Police records of Priti Patel’s contact with senior officers regarding an Extinction Rebellion protest were lost following an “IT glitch”, a court has heard.
It follows a blockade of Rupert Murdoch-owned printing works in September last year, which resulted in some protesters being charged.
Their defence lawyers now argue they are unable to have a fair trial because the level of potential political interference is not known.
St Albans Magistrates’ Court heard Patel heard about the protest in Broxbourne “through contacts in the media”, The Independent has reported.
In a statement read at a hearing yesterday, Herts Police chief constable Charlie Hall said Patel called him at 11.40pm on 4 September, but he does not hold any records of the conversation. He said they then spoke in the “hours of darkness”.
Hall added: “My phone has updated itself since that time and removed any messages or all records from this period.”
The operation’s gold commander Matt Nicholls said he had received a text from Patel during the afternoon on 5 September.
He said she was thanking police for their work, but added: “These texts to my work phone have been deleted… a number of work phones were erroneously reset to factory settings after an IT glitch.”
Barrister Raj Chada said the defence would be asking how phone records belonging to two senior officers and relating to “the very issue at the heart of this case” came to be deleted.
“We say in light of that the defendants cannot receive a fair trial,” he added.
“It is only when the extent of the political interference is determined that this court can scrutinise the effect.”
District Judge Sally Fudge said she had seen screenshots of text messages between some police officers and the home secretary but did not say where the records were from.
She ruled that the messages did not have to be disclosed to the defence and were not “reasonably capable of undermining the prosecution case”. She will make another ruling on Monday, after she receives further records.
Prosecutor Nigel Ogborne said the prosecution’s view was that none of the material received “satisfied the disclosure test”.
Chada read parts of a policing review of the operation to remove protesters, which also noted contact with the home secretary, and suggested “significant contact and significant pressure” on police.

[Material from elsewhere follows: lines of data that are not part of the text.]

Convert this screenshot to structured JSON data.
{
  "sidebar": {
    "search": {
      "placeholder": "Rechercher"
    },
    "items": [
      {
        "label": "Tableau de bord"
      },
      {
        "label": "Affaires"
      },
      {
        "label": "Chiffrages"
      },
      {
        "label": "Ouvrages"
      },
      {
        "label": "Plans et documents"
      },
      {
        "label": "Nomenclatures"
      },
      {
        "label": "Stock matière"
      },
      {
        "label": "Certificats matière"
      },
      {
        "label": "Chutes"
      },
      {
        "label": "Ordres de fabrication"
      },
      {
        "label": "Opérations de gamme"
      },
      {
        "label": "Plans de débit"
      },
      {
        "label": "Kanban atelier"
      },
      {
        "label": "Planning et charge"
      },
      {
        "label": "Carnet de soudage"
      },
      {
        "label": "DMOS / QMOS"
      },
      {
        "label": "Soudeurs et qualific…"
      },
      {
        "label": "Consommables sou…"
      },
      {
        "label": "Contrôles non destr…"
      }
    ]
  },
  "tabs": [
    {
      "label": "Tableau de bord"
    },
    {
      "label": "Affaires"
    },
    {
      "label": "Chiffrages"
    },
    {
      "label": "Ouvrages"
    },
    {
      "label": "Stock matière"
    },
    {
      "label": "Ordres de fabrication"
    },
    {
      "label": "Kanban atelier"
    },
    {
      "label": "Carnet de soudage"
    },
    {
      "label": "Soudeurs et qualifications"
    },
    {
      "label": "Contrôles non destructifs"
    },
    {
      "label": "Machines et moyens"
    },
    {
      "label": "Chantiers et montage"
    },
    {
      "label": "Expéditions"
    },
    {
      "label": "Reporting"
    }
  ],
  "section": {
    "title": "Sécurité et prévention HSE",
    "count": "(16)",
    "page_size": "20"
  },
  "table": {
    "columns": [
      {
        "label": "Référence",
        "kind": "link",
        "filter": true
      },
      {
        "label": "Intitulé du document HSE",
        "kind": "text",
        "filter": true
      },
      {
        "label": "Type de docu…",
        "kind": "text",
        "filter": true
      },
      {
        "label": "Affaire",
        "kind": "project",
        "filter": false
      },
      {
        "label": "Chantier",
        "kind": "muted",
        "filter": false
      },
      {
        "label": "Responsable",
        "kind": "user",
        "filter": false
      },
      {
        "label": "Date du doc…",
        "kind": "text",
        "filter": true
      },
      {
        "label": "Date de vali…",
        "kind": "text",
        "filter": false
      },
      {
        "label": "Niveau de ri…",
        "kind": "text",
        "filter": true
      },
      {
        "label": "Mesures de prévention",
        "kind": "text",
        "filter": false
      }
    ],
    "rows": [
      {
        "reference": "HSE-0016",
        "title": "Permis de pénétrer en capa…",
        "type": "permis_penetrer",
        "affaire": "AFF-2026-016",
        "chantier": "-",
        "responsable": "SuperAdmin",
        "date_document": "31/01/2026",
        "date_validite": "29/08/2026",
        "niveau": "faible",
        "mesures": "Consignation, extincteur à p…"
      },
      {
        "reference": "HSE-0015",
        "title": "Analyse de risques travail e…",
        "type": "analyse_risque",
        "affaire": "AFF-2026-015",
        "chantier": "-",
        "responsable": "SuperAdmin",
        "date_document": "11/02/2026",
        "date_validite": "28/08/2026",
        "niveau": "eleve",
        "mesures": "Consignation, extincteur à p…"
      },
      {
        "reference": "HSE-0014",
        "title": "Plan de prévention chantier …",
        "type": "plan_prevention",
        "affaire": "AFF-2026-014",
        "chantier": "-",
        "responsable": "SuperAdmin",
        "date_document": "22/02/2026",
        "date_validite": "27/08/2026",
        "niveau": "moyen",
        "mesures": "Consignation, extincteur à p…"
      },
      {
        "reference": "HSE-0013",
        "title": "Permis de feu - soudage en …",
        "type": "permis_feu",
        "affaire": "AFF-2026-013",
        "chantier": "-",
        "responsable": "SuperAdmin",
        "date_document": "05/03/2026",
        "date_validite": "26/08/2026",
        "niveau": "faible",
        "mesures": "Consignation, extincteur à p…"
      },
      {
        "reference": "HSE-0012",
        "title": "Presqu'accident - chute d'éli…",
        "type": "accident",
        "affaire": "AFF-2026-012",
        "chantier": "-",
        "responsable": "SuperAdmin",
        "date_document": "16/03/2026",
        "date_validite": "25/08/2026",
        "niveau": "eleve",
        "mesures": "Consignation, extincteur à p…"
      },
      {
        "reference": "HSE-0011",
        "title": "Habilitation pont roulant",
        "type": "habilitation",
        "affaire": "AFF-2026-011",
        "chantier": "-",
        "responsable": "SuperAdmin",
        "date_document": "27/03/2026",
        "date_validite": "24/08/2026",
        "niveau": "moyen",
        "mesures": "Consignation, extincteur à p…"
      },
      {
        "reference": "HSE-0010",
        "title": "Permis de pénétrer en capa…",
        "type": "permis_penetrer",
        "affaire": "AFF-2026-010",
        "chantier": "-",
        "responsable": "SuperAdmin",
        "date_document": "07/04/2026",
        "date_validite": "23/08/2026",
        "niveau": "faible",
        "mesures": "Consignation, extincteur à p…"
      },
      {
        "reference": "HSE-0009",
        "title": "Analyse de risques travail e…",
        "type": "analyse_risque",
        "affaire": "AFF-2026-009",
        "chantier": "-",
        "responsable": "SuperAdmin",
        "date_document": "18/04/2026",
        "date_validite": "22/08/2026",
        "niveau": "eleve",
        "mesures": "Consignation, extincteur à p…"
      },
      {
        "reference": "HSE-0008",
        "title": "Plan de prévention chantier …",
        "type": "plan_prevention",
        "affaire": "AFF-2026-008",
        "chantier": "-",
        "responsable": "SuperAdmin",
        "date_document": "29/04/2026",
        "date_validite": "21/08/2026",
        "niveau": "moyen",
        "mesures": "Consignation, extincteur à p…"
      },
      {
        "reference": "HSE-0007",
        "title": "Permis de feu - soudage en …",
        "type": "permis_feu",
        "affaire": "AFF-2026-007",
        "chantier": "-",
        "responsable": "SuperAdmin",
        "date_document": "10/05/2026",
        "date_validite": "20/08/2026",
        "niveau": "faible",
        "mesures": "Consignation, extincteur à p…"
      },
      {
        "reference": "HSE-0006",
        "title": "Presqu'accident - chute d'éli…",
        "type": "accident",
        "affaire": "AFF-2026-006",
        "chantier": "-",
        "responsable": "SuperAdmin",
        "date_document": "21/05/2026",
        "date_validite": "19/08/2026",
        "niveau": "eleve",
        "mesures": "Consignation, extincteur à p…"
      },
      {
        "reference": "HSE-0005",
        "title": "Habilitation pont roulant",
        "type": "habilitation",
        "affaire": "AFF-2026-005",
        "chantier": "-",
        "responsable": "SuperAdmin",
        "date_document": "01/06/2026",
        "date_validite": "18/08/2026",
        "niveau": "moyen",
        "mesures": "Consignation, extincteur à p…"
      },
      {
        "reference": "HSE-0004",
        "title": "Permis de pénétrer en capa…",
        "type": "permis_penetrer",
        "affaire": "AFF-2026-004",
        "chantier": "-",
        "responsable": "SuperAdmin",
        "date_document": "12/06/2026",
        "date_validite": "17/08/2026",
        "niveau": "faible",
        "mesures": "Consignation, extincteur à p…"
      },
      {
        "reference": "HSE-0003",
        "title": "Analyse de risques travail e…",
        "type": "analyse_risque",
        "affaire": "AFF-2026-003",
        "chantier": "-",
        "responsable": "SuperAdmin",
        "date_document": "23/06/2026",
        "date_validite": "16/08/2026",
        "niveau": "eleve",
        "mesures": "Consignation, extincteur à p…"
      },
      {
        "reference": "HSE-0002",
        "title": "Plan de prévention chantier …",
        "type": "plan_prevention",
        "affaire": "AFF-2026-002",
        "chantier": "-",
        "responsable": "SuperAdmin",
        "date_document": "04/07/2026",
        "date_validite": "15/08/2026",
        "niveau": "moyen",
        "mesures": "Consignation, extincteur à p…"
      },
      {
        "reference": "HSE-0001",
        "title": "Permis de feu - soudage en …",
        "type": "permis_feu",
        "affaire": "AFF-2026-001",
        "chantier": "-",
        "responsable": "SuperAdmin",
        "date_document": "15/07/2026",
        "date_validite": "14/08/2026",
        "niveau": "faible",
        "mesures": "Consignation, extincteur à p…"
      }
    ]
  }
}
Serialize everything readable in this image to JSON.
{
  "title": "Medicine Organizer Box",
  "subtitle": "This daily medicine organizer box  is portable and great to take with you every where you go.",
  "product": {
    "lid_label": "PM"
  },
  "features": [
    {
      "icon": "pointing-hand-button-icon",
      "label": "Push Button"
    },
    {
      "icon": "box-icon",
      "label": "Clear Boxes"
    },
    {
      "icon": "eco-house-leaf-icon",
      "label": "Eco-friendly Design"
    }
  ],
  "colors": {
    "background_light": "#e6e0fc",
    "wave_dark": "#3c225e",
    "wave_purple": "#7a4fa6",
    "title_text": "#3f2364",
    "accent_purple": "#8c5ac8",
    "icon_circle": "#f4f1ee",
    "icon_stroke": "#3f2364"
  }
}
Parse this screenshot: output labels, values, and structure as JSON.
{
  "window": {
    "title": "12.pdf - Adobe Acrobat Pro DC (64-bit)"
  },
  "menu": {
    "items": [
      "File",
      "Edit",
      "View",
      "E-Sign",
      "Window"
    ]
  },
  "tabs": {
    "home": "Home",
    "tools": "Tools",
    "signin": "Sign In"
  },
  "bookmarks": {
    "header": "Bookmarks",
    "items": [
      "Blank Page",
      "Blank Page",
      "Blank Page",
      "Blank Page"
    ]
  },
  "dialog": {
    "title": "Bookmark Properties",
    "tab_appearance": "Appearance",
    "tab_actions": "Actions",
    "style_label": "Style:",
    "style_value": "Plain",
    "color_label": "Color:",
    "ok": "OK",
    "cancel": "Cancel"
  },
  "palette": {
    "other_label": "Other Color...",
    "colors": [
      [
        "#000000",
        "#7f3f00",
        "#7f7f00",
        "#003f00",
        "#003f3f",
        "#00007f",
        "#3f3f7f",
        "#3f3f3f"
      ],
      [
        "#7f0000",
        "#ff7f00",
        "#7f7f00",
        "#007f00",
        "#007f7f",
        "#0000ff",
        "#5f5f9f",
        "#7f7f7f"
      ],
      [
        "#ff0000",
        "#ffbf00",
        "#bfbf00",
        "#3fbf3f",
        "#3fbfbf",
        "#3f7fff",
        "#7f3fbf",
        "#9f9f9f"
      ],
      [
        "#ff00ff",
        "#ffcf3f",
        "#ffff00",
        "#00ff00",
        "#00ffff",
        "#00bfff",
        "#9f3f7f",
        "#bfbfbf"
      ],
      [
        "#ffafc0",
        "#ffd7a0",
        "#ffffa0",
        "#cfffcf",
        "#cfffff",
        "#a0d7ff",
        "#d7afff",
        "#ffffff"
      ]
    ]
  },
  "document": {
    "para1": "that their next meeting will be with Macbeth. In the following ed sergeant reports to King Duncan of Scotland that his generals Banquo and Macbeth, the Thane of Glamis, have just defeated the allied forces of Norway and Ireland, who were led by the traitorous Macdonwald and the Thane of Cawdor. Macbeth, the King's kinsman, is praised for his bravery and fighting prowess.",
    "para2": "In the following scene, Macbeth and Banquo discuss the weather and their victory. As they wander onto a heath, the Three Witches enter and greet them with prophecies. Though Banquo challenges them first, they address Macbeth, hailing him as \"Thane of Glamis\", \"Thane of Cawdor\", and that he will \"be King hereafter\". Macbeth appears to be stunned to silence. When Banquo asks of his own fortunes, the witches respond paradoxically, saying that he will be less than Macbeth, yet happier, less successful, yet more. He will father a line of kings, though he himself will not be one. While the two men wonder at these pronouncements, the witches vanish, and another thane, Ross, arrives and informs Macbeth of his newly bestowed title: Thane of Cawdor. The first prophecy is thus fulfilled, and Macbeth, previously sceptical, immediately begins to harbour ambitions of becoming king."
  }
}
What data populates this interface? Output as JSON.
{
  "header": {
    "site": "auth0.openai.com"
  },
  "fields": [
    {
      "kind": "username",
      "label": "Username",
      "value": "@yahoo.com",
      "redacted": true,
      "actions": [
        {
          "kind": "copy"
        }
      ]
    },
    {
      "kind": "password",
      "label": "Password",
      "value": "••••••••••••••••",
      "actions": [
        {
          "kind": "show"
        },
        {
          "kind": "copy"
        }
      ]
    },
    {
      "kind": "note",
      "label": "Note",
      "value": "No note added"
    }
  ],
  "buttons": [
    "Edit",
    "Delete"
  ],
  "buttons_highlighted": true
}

If proven true, this would go against UK’s ‘police operational independence’ principle, which the government promised to protect.
Police officers who have given evidence in court reject the claim that their decisions were influenced.
The court proceedings follow around 50 protesters who last year stopped 3.5 million newspapers from being distributed across the UK: The Sun, The Times, the Daily Mail, the Daily Telegraph and Evening Standard.
Protesters previously told St Albans Magistrates’ Court their actions were intended to show the media’s failure to report on the seriousness of climate crisis.
Patel publicly condemned the protest at the time, labelling it an “attack on our free press” and “completely unacceptable”. Dozens of activists have been prosecuted since.